ECONOMY

Investment subsidies are fine but the method of appropriation leaves the door open to fraudsters

As expected, Wednesday’s parliamentary discussion on the budget did not offer any insights as to where the economy is going, with opposition rapporteurs resorting to scaremongering once again. Because at least until January, when the European Union’s finance ministers’ council (Ecofin) will confer on whether Greece has abided by the strict dictates of the Stability Pact, the main opposition PASOK party will continue to make the economy the centerpiece of its anti-government campaign. It is time the government reacted with initiatives to bolster the confidence of business and the labor force. Just as in March, when the prime minister announced a slew of measures that improved the business climate by showing that the government does indeed dare to take bold measures, he must now assume responsibility for a new wave of changes. In order to do that, PM Costas Karamanlis needs to be closely linked with the country’s progressive and productive forces. Primarily, of course, with working people, who want to see convincing programs for fighting unemployment and boosting the cost of living. Equally, he must be mindful of entrepreneurs who are fighting to stay on top and succeed both at home and abroad. I am aware that ministries are under siege from business people pressing for incentives, supports and subsidies with the sole aim of swindling the state. Neither the country nor the government stands to gain anything from such people, who can only create more scandals. I read, for instance, the occasional statements of Development Minister Dimitris Sioufas about the response of entrepreneurs to the investment incentives law, to the effect that applications for inclusion of schemes under the law, enacted in March, are nearing a total value of 1 billion euros. This is no doubt good news but we would say to Minister Sioufas that such a rush of businesspeople taking advantage of subsidies is only to be expected when the government is dispersing money (the subsidies amount to as much as 40 percent of the investment). Those who are older will remember that many of today’s lame ducks that go out of business or move to neighboring Balkan countries have also benefited from previous investment incentives laws. Now the market is again awash with rumors that, along with good honest businessmen who want to make good use of the subsidies and see their firms grow, sit many fraudsters. They sometimes succeed in their pursuits by overvaluing land and fixed-capital investment. After realizing their initial windfall gains, they don’t hesitate to shut down their ventures. Ministers will retort that the committees evaluating the applications make a thorough job of it. But who makes up these committees? State officials and party functionaries.

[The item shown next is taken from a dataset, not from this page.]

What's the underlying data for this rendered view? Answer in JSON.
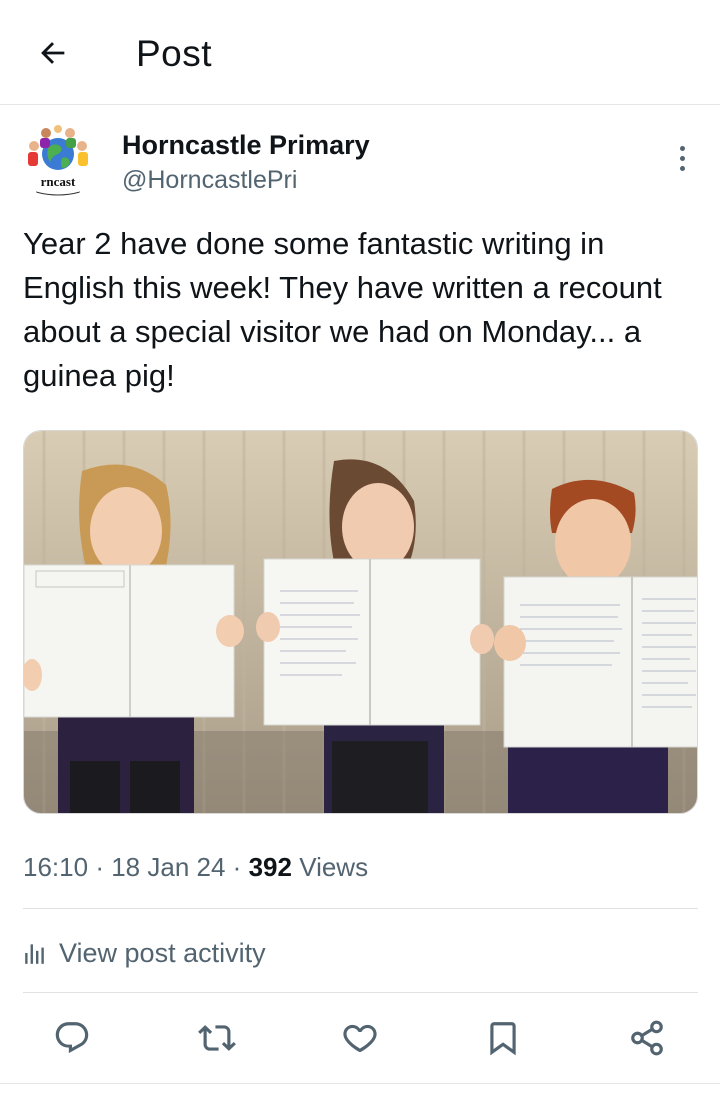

Is there a banker on the committee who finds an investment viable and, for this reason, quietly decides to participate in it? Surely not. The door to the waste of hot state funds is therefore open. Mr Prime Minister, ask your good economic advisers to draw up a list of the 10 most successful Greek businesspeople, those who run export companies, who innovate with new products, who lead the market by selling reliable and reasonably priced products, those who are neither subsidized by the government nor are suppliers to it. Ask them how they came to lead the market and what it would take to see hundreds of other successful businesspeople like them.